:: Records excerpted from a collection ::
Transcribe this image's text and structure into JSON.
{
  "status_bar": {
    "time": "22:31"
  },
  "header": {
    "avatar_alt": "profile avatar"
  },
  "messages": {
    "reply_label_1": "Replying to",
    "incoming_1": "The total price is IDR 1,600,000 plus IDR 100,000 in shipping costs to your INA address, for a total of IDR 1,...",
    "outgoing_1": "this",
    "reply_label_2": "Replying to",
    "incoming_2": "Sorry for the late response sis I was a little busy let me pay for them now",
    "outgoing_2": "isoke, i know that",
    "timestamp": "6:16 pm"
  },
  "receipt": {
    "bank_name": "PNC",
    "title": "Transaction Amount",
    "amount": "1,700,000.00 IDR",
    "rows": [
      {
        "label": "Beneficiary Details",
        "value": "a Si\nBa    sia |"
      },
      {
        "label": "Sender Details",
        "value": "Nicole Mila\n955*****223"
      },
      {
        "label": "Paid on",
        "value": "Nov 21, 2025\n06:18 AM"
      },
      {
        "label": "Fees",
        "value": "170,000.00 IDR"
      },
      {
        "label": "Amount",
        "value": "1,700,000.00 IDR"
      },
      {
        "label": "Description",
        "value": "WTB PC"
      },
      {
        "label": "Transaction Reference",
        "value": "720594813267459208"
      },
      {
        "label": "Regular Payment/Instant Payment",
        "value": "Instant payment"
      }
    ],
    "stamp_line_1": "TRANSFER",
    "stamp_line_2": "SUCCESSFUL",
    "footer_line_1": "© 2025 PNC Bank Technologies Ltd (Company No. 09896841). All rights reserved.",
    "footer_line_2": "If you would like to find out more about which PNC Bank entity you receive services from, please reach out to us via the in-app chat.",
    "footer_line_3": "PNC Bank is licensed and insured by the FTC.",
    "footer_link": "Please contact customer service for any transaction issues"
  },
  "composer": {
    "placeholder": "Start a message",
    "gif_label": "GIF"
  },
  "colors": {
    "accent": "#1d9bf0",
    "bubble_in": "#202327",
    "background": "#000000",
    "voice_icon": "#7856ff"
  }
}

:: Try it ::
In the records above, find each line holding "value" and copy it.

:: Solution for this problem ::
        "value": "a Si\nBa    sia |"
        "value": "Nicole Mila\n955*****223"
        "value": "Nov 21, 2025\n06:18 AM"
        "value": "170,000.00 IDR"
        "value": "1,700,000.00 IDR"
        "value": "WTB PC"
        "value": "720594813267459208"
        "value": "Instant payment"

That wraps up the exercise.